:: INSTRUCTIONS TO FOLLOW ::
Copy the data exactly; pictures stay out of the copy.

[SOURCE INFORMATION Boundary: Start]

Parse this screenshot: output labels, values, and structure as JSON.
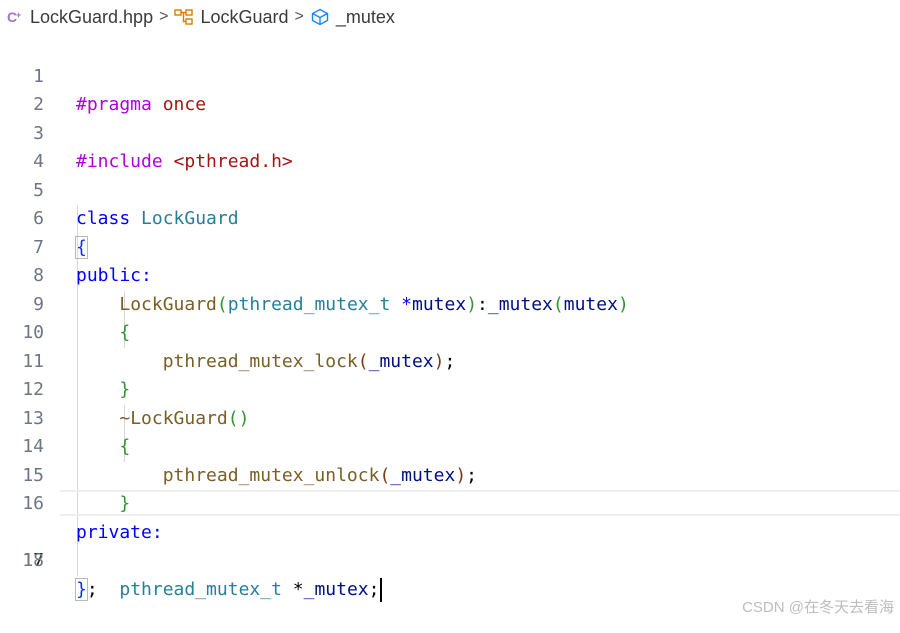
{
  "breadcrumb": {
    "file": "LockGuard.hpp",
    "class": "LockGuard",
    "member": "_mutex",
    "separator": ">"
  },
  "line_numbers": [
    "1",
    "2",
    "3",
    "4",
    "5",
    "6",
    "7",
    "8",
    "9",
    "10",
    "11",
    "12",
    "13",
    "14",
    "15",
    "16",
    "17",
    "18"
  ],
  "code": {
    "l1": {
      "a": "#pragma",
      "b": " once"
    },
    "l3": {
      "a": "#include",
      "b": " <pthread.h>"
    },
    "l5": {
      "a": "class",
      "b": " LockGuard"
    },
    "l6": {
      "a": "{"
    },
    "l7": {
      "a": "public:"
    },
    "l8": {
      "indent": "    ",
      "fn": "LockGuard",
      "p1": "(",
      "type": "pthread_mutex_t",
      "sp": " ",
      "star": "*",
      "arg": "mutex",
      "p2": ")",
      "colon": ":",
      "member": "_mutex",
      "p3": "(",
      "arg2": "mutex",
      "p4": ")"
    },
    "l9": {
      "indent": "    ",
      "a": "{"
    },
    "l10": {
      "indent": "        ",
      "fn": "pthread_mutex_lock",
      "p1": "(",
      "arg": "_mutex",
      "p2": ")",
      "semi": ";"
    },
    "l11": {
      "indent": "    ",
      "a": "}"
    },
    "l12": {
      "indent": "    ",
      "fn": "~LockGuard",
      "p": "()"
    },
    "l13": {
      "indent": "    ",
      "a": "{"
    },
    "l14": {
      "indent": "        ",
      "fn": "pthread_mutex_unlock",
      "p1": "(",
      "arg": "_mutex",
      "p2": ")",
      "semi": ";"
    },
    "l15": {
      "indent": "    ",
      "a": "}"
    },
    "l16": {
      "a": "private:"
    },
    "l17": {
      "indent": "    ",
      "type": "pthread_mutex_t",
      "rest": " *",
      "member": "_mutex",
      "semi": ";"
    },
    "l18": {
      "a": "}",
      "semi": ";"
    }
  },
  "colors": {
    "keyword": "#0000ff",
    "preprocessor": "#af00db",
    "string": "#a31515",
    "type": "#267f99",
    "function": "#795e26",
    "variable": "#001080"
  },
  "current_line": 17,
  "watermark": "CSDN @在冬天去看海"
}
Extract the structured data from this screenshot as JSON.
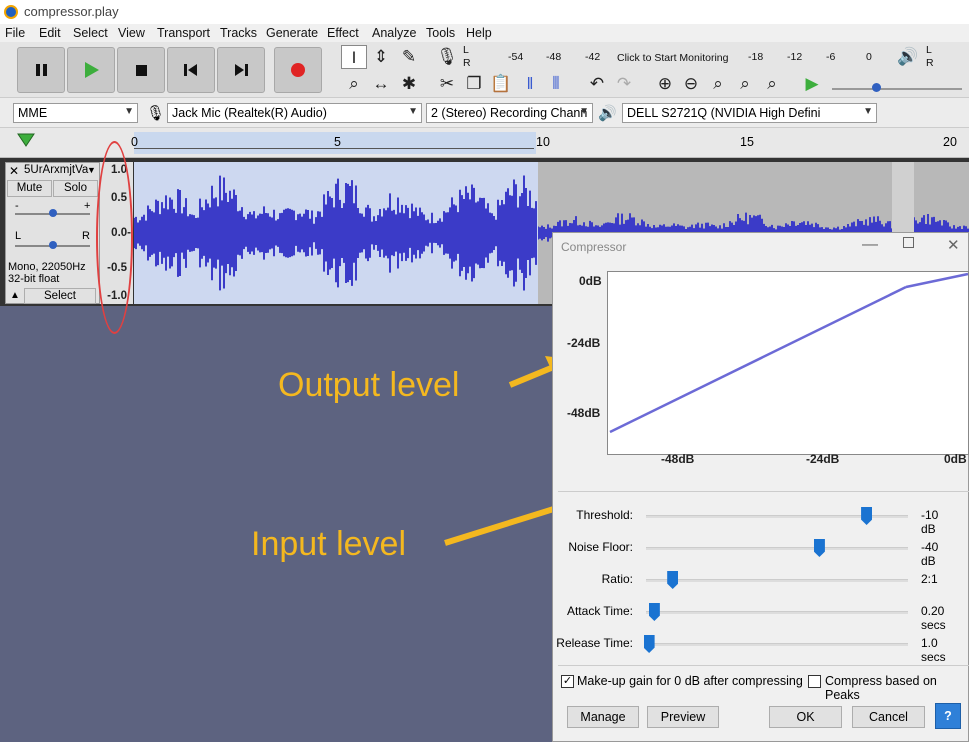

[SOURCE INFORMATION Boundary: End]

:: RESPONSE AREA ::
Parse this screenshot: output labels, values, and structure as JSON.
{
  "breadcrumb": {
    "file": "LockGuard.hpp",
    "class": "LockGuard",
    "member": "_mutex",
    "separator": ">"
  },
  "line_numbers": [
    "1",
    "2",
    "3",
    "4",
    "5",
    "6",
    "7",
    "8",
    "9",
    "10",
    "11",
    "12",
    "13",
    "14",
    "15",
    "16",
    "17",
    "18"
  ],
  "code": {
    "l1": {
      "a": "#pragma",
      "b": " once"
    },
    "l3": {
      "a": "#include",
      "b": " <pthread.h>"
    },
    "l5": {
      "a": "class",
      "b": " LockGuard"
    },
    "l6": {
      "a": "{"
    },
    "l7": {
      "a": "public:"
    },
    "l8": {
      "indent": "    ",
      "fn": "LockGuard",
      "p1": "(",
      "type": "pthread_mutex_t",
      "sp": " ",
      "star": "*",
      "arg": "mutex",
      "p2": ")",
      "colon": ":",
      "member": "_mutex",
      "p3": "(",
      "arg2": "mutex",
      "p4": ")"
    },
    "l9": {
      "indent": "    ",
      "a": "{"
    },
    "l10": {
      "indent": "        ",
      "fn": "pthread_mutex_lock",
      "p1": "(",
      "arg": "_mutex",
      "p2": ")",
      "semi": ";"
    },
    "l11": {
      "indent": "    ",
      "a": "}"
    },
    "l12": {
      "indent": "    ",
      "fn": "~LockGuard",
      "p": "()"
    },
    "l13": {
      "indent": "    ",
      "a": "{"
    },
    "l14": {
      "indent": "        ",
      "fn": "pthread_mutex_unlock",
      "p1": "(",
      "arg": "_mutex",
      "p2": ")",
      "semi": ";"
    },
    "l15": {
      "indent": "    ",
      "a": "}"
    },
    "l16": {
      "a": "private:"
    },
    "l17": {
      "indent": "    ",
      "type": "pthread_mutex_t",
      "rest": " *",
      "member": "_mutex",
      "semi": ";"
    },
    "l18": {
      "a": "}",
      "semi": ";"
    }
  },
  "colors": {
    "keyword": "#0000ff",
    "preprocessor": "#af00db",
    "string": "#a31515",
    "type": "#267f99",
    "function": "#795e26",
    "variable": "#001080"
  },
  "current_line": 17,
  "watermark": "CSDN @在冬天去看海"
}
Extract the structured data from this screenshot as JSON.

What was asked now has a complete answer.